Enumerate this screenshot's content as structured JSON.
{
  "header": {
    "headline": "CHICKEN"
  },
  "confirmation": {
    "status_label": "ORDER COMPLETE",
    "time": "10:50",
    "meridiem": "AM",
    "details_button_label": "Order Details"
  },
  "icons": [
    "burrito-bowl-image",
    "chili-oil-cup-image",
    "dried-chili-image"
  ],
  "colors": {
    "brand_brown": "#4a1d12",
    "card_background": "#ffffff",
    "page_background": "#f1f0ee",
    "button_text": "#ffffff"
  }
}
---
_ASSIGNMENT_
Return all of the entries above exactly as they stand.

_OUTPUT OF THE TASK_
Enumerate this screenshot's content as structured JSON.
{
  "header": {
    "headline": "CHICKEN"
  },
  "confirmation": {
    "status_label": "ORDER COMPLETE",
    "time": "10:50",
    "meridiem": "AM",
    "details_button_label": "Order Details"
  },
  "icons": [
    "burrito-bowl-image",
    "chili-oil-cup-image",
    "dried-chili-image"
  ],
  "colors": {
    "brand_brown": "#4a1d12",
    "card_background": "#ffffff",
    "page_background": "#f1f0ee",
    "button_text": "#ffffff"
  }
}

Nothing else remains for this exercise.